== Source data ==
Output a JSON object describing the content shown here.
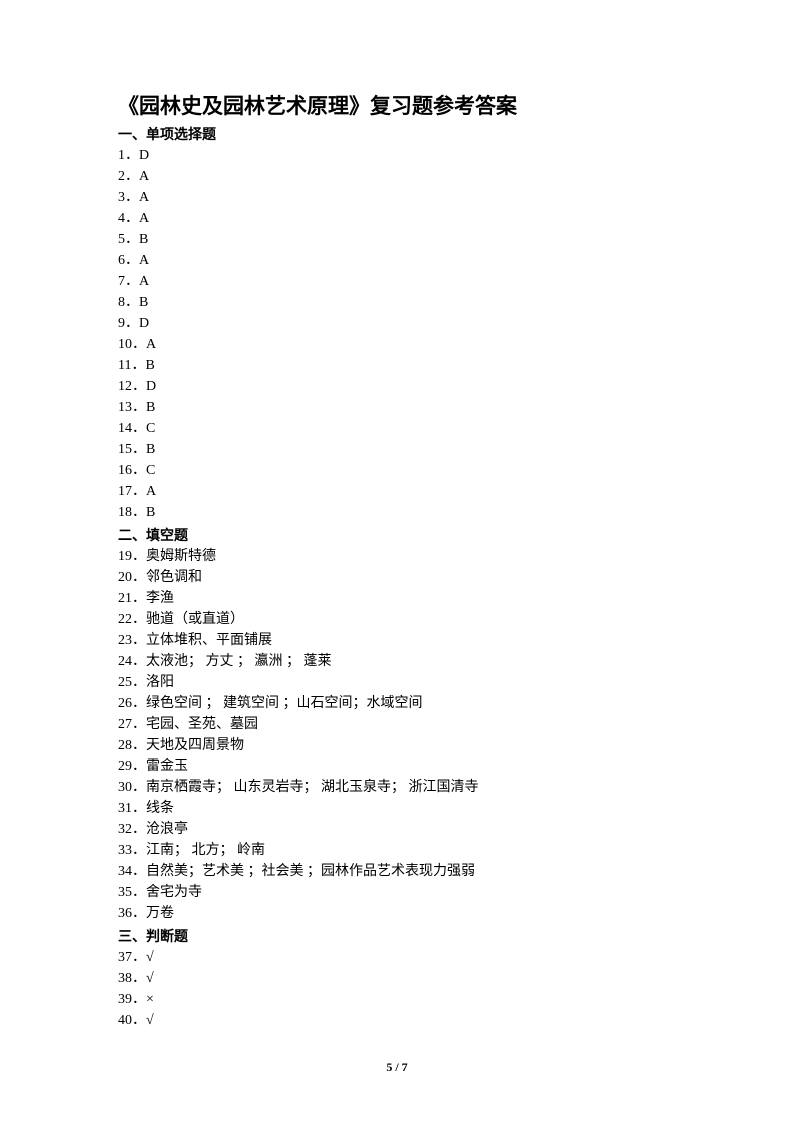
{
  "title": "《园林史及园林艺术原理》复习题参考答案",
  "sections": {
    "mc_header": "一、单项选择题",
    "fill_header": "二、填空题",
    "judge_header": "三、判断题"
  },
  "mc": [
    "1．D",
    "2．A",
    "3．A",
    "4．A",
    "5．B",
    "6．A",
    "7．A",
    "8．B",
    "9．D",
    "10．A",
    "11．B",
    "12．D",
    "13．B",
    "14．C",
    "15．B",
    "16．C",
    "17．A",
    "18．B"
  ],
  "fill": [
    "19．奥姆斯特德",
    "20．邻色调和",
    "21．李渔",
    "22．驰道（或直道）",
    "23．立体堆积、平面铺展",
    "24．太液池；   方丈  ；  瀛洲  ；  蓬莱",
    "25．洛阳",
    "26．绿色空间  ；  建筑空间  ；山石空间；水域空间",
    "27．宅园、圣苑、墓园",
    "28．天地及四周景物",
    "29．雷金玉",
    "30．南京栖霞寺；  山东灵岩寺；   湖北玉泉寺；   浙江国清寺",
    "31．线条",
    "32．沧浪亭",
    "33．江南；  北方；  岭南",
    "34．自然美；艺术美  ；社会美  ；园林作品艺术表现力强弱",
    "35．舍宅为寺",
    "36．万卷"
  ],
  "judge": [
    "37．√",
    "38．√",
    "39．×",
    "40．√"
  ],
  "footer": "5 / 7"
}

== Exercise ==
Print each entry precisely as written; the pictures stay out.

== Task response ==
Output a JSON object describing the content shown here.
{
  "title": "《园林史及园林艺术原理》复习题参考答案",
  "sections": {
    "mc_header": "一、单项选择题",
    "fill_header": "二、填空题",
    "judge_header": "三、判断题"
  },
  "mc": [
    "1．D",
    "2．A",
    "3．A",
    "4．A",
    "5．B",
    "6．A",
    "7．A",
    "8．B",
    "9．D",
    "10．A",
    "11．B",
    "12．D",
    "13．B",
    "14．C",
    "15．B",
    "16．C",
    "17．A",
    "18．B"
  ],
  "fill": [
    "19．奥姆斯特德",
    "20．邻色调和",
    "21．李渔",
    "22．驰道（或直道）",
    "23．立体堆积、平面铺展",
    "24．太液池；   方丈  ；  瀛洲  ；  蓬莱",
    "25．洛阳",
    "26．绿色空间  ；  建筑空间  ；山石空间；水域空间",
    "27．宅园、圣苑、墓园",
    "28．天地及四周景物",
    "29．雷金玉",
    "30．南京栖霞寺；  山东灵岩寺；   湖北玉泉寺；   浙江国清寺",
    "31．线条",
    "32．沧浪亭",
    "33．江南；  北方；  岭南",
    "34．自然美；艺术美  ；社会美  ；园林作品艺术表现力强弱",
    "35．舍宅为寺",
    "36．万卷"
  ],
  "judge": [
    "37．√",
    "38．√",
    "39．×",
    "40．√"
  ],
  "footer": "5 / 7"
}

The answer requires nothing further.